YOUR GOAL | What is needed here is an exact printout of the data, with no pictures included.

INPUT RECORDS |
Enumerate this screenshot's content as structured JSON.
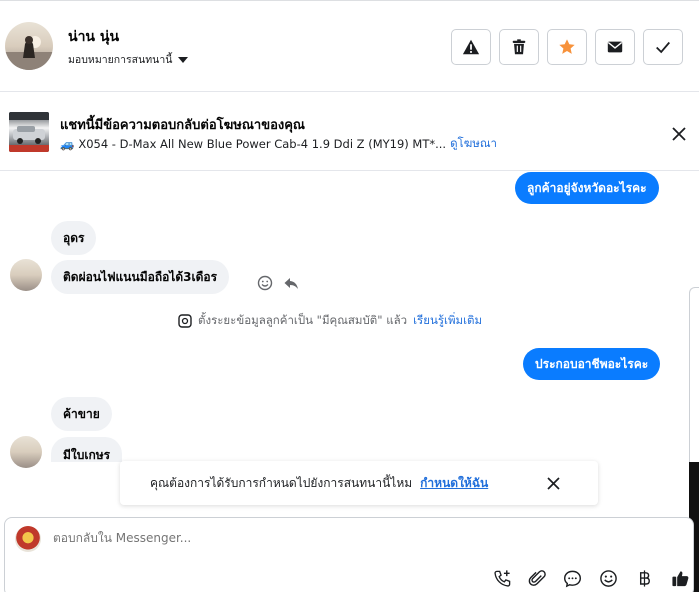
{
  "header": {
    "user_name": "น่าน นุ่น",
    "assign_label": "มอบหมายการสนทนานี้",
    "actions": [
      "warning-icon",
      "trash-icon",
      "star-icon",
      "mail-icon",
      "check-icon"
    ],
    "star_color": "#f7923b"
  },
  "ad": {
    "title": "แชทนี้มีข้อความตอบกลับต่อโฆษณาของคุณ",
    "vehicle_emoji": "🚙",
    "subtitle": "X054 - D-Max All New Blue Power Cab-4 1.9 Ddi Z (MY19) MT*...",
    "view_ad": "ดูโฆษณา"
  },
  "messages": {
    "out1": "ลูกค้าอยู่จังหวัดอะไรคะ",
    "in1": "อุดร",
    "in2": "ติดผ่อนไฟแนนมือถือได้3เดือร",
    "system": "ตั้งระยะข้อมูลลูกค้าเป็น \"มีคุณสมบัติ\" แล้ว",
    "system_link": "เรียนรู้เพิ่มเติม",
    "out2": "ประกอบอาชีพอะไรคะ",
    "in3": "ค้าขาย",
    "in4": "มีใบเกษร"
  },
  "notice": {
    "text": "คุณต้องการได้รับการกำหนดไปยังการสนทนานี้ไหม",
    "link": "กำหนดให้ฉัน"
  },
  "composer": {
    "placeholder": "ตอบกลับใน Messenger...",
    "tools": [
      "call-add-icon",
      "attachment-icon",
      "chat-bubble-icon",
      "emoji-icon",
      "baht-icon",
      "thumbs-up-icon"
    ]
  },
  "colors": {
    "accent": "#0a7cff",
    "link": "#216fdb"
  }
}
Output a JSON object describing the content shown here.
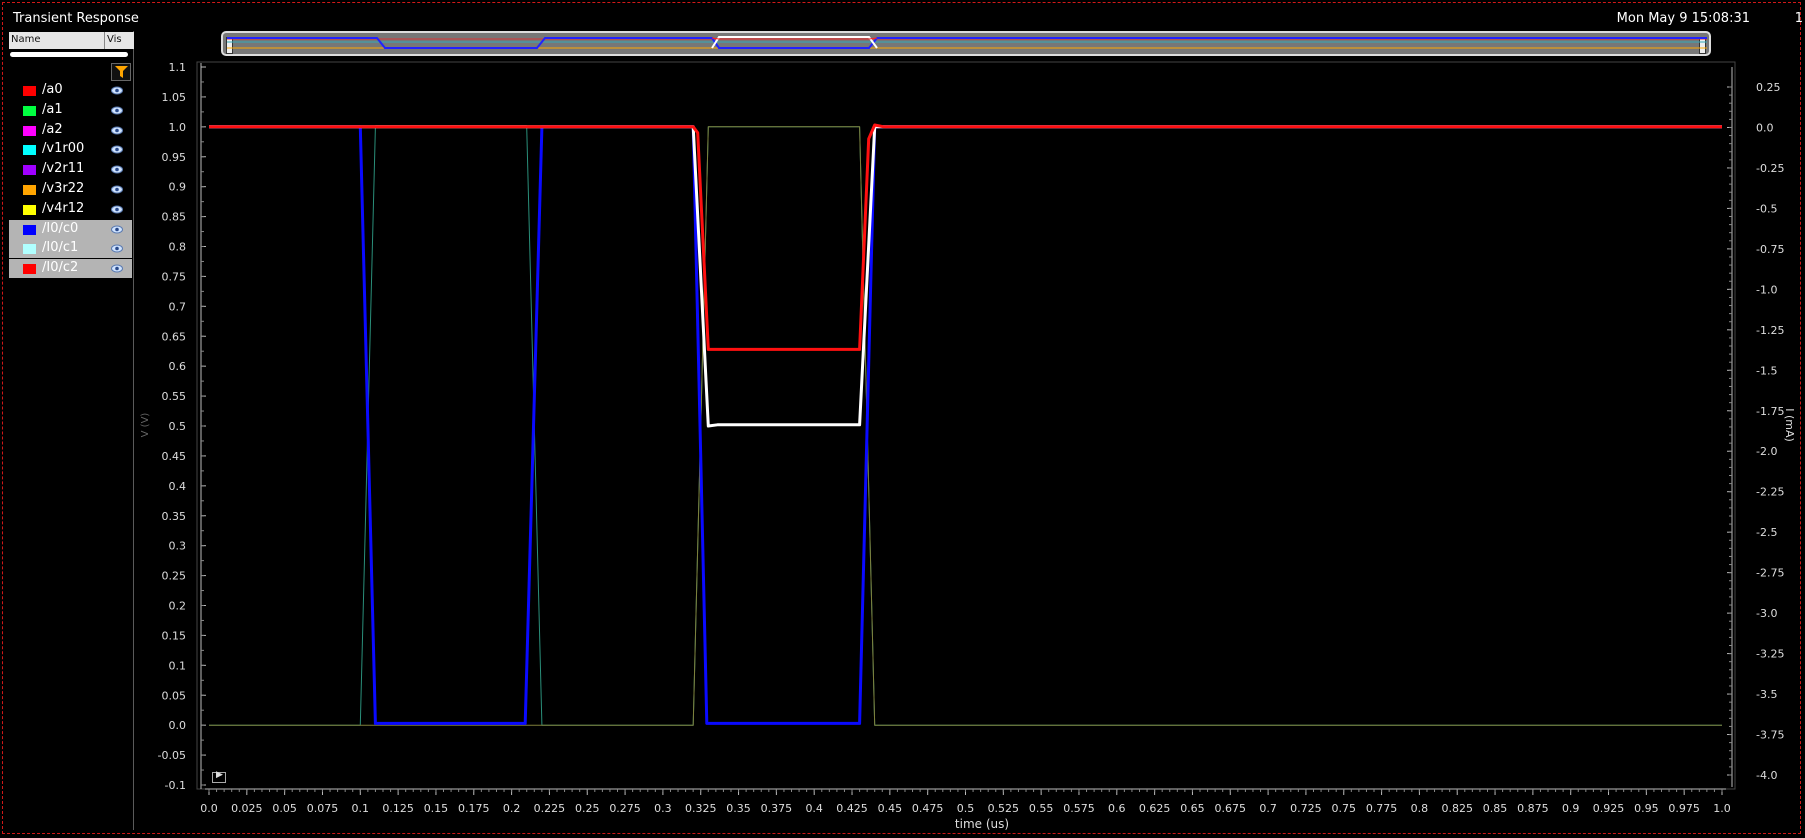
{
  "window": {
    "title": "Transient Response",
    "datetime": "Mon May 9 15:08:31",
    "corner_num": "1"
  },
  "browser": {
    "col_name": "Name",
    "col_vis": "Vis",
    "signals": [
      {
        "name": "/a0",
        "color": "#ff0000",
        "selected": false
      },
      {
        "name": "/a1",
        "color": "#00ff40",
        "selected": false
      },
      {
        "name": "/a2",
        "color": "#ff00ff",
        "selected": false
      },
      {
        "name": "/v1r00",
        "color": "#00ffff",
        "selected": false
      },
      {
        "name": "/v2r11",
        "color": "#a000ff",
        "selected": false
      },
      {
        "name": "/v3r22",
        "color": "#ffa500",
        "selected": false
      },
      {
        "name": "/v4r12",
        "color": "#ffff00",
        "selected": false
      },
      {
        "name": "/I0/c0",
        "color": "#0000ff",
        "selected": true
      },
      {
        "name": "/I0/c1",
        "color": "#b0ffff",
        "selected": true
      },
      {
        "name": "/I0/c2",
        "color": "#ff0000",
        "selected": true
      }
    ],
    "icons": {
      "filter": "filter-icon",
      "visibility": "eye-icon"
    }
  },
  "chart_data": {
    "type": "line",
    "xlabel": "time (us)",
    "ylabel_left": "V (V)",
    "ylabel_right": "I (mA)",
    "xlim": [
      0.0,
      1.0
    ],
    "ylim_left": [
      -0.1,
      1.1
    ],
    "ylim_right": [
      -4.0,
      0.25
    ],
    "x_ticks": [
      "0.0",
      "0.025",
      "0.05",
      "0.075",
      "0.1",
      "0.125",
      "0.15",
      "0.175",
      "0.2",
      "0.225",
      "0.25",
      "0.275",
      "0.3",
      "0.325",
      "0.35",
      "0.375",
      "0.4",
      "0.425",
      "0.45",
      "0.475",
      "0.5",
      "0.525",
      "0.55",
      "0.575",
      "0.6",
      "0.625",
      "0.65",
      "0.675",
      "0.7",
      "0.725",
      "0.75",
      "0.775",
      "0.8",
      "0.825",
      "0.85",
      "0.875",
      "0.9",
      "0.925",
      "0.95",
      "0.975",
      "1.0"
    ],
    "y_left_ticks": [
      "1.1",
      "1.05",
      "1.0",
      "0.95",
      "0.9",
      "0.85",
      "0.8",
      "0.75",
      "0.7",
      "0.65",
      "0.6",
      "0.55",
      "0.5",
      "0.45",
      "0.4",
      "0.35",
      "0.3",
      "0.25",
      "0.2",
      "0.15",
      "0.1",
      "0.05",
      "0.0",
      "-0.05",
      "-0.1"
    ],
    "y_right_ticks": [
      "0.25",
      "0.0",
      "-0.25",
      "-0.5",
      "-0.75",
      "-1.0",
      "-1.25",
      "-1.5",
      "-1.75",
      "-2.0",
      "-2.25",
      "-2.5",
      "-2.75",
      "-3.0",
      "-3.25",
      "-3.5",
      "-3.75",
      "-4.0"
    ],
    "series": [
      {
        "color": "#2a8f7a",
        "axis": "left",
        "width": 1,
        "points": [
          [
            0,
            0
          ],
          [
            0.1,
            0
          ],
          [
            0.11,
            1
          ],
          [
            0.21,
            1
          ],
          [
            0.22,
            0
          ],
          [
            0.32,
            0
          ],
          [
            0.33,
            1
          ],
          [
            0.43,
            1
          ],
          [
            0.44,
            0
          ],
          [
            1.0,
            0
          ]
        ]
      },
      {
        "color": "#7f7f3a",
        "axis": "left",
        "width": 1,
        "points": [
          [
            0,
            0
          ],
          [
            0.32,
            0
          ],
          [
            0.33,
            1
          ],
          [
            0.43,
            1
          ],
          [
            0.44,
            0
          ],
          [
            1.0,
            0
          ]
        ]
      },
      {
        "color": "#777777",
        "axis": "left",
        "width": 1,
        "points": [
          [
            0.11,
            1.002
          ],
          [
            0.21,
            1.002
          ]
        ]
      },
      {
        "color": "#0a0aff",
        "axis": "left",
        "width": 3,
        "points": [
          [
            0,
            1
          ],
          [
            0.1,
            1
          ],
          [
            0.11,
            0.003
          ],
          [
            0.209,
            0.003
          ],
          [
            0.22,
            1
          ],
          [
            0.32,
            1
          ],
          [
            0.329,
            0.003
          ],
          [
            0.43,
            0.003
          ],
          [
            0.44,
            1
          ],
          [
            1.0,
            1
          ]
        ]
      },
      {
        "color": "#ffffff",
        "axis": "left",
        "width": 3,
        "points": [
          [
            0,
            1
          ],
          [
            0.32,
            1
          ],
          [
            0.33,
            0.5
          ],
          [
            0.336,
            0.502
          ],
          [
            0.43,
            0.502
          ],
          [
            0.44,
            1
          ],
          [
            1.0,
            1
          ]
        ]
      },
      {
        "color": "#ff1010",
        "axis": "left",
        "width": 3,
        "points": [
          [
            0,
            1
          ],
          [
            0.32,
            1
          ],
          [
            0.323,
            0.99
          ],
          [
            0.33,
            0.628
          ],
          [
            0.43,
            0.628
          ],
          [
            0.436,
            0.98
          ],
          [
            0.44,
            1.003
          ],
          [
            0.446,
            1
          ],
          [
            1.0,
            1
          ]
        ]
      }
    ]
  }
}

OUTPUT OF THE TASK |
Enumerate this screenshot's content as structured JSON.
{
  "header": {
    "user_name": "น่าน นุ่น",
    "assign_label": "มอบหมายการสนทนานี้",
    "actions": [
      "warning-icon",
      "trash-icon",
      "star-icon",
      "mail-icon",
      "check-icon"
    ],
    "star_color": "#f7923b"
  },
  "ad": {
    "title": "แชทนี้มีข้อความตอบกลับต่อโฆษณาของคุณ",
    "vehicle_emoji": "🚙",
    "subtitle": "X054 - D-Max All New Blue Power Cab-4 1.9 Ddi Z (MY19) MT*...",
    "view_ad": "ดูโฆษณา"
  },
  "messages": {
    "out1": "ลูกค้าอยู่จังหวัดอะไรคะ",
    "in1": "อุดร",
    "in2": "ติดผ่อนไฟแนนมือถือได้3เดือร",
    "system": "ตั้งระยะข้อมูลลูกค้าเป็น \"มีคุณสมบัติ\" แล้ว",
    "system_link": "เรียนรู้เพิ่มเติม",
    "out2": "ประกอบอาชีพอะไรคะ",
    "in3": "ค้าขาย",
    "in4": "มีใบเกษร"
  },
  "notice": {
    "text": "คุณต้องการได้รับการกำหนดไปยังการสนทนานี้ไหม",
    "link": "กำหนดให้ฉัน"
  },
  "composer": {
    "placeholder": "ตอบกลับใน Messenger...",
    "tools": [
      "call-add-icon",
      "attachment-icon",
      "chat-bubble-icon",
      "emoji-icon",
      "baht-icon",
      "thumbs-up-icon"
    ]
  },
  "colors": {
    "accent": "#0a7cff",
    "link": "#216fdb"
  }
}
Output a JSON object describing the content shown here.
{
  "window": {
    "title": "Transient Response",
    "datetime": "Mon May 9 15:08:31",
    "corner_num": "1"
  },
  "browser": {
    "col_name": "Name",
    "col_vis": "Vis",
    "signals": [
      {
        "name": "/a0",
        "color": "#ff0000",
        "selected": false
      },
      {
        "name": "/a1",
        "color": "#00ff40",
        "selected": false
      },
      {
        "name": "/a2",
        "color": "#ff00ff",
        "selected": false
      },
      {
        "name": "/v1r00",
        "color": "#00ffff",
        "selected": false
      },
      {
        "name": "/v2r11",
        "color": "#a000ff",
        "selected": false
      },
      {
        "name": "/v3r22",
        "color": "#ffa500",
        "selected": false
      },
      {
        "name": "/v4r12",
        "color": "#ffff00",
        "selected": false
      },
      {
        "name": "/I0/c0",
        "color": "#0000ff",
        "selected": true
      },
      {
        "name": "/I0/c1",
        "color": "#b0ffff",
        "selected": true
      },
      {
        "name": "/I0/c2",
        "color": "#ff0000",
        "selected": true
      }
    ],
    "icons": {
      "filter": "filter-icon",
      "visibility": "eye-icon"
    }
  },
  "chart_data": {
    "type": "line",
    "xlabel": "time (us)",
    "ylabel_left": "V (V)",
    "ylabel_right": "I (mA)",
    "xlim": [
      0.0,
      1.0
    ],
    "ylim_left": [
      -0.1,
      1.1
    ],
    "ylim_right": [
      -4.0,
      0.25
    ],
    "x_ticks": [
      "0.0",
      "0.025",
      "0.05",
      "0.075",
      "0.1",
      "0.125",
      "0.15",
      "0.175",
      "0.2",
      "0.225",
      "0.25",
      "0.275",
      "0.3",
      "0.325",
      "0.35",
      "0.375",
      "0.4",
      "0.425",
      "0.45",
      "0.475",
      "0.5",
      "0.525",
      "0.55",
      "0.575",
      "0.6",
      "0.625",
      "0.65",
      "0.675",
      "0.7",
      "0.725",
      "0.75",
      "0.775",
      "0.8",
      "0.825",
      "0.85",
      "0.875",
      "0.9",
      "0.925",
      "0.95",
      "0.975",
      "1.0"
    ],
    "y_left_ticks": [
      "1.1",
      "1.05",
      "1.0",
      "0.95",
      "0.9",
      "0.85",
      "0.8",
      "0.75",
      "0.7",
      "0.65",
      "0.6",
      "0.55",
      "0.5",
      "0.45",
      "0.4",
      "0.35",
      "0.3",
      "0.25",
      "0.2",
      "0.15",
      "0.1",
      "0.05",
      "0.0",
      "-0.05",
      "-0.1"
    ],
    "y_right_ticks": [
      "0.25",
      "0.0",
      "-0.25",
      "-0.5",
      "-0.75",
      "-1.0",
      "-1.25",
      "-1.5",
      "-1.75",
      "-2.0",
      "-2.25",
      "-2.5",
      "-2.75",
      "-3.0",
      "-3.25",
      "-3.5",
      "-3.75",
      "-4.0"
    ],
    "series": [
      {
        "color": "#2a8f7a",
        "axis": "left",
        "width": 1,
        "points": [
          [
            0,
            0
          ],
          [
            0.1,
            0
          ],
          [
            0.11,
            1
          ],
          [
            0.21,
            1
          ],
          [
            0.22,
            0
          ],
          [
            0.32,
            0
          ],
          [
            0.33,
            1
          ],
          [
            0.43,
            1
          ],
          [
            0.44,
            0
          ],
          [
            1.0,
            0
          ]
        ]
      },
      {
        "color": "#7f7f3a",
        "axis": "left",
        "width": 1,
        "points": [
          [
            0,
            0
          ],
          [
            0.32,
            0
          ],
          [
            0.33,
            1
          ],
          [
            0.43,
            1
          ],
          [
            0.44,
            0
          ],
          [
            1.0,
            0
          ]
        ]
      },
      {
        "color": "#777777",
        "axis": "left",
        "width": 1,
        "points": [
          [
            0.11,
            1.002
          ],
          [
            0.21,
            1.002
          ]
        ]
      },
      {
        "color": "#0a0aff",
        "axis": "left",
        "width": 3,
        "points": [
          [
            0,
            1
          ],
          [
            0.1,
            1
          ],
          [
            0.11,
            0.003
          ],
          [
            0.209,
            0.003
          ],
          [
            0.22,
            1
          ],
          [
            0.32,
            1
          ],
          [
            0.329,
            0.003
          ],
          [
            0.43,
            0.003
          ],
          [
            0.44,
            1
          ],
          [
            1.0,
            1
          ]
        ]
      },
      {
        "color": "#ffffff",
        "axis": "left",
        "width": 3,
        "points": [
          [
            0,
            1
          ],
          [
            0.32,
            1
          ],
          [
            0.33,
            0.5
          ],
          [
            0.336,
            0.502
          ],
          [
            0.43,
            0.502
          ],
          [
            0.44,
            1
          ],
          [
            1.0,
            1
          ]
        ]
      },
      {
        "color": "#ff1010",
        "axis": "left",
        "width": 3,
        "points": [
          [
            0,
            1
          ],
          [
            0.32,
            1
          ],
          [
            0.323,
            0.99
          ],
          [
            0.33,
            0.628
          ],
          [
            0.43,
            0.628
          ],
          [
            0.436,
            0.98
          ],
          [
            0.44,
            1.003
          ],
          [
            0.446,
            1
          ],
          [
            1.0,
            1
          ]
        ]
      }
    ]
  }
}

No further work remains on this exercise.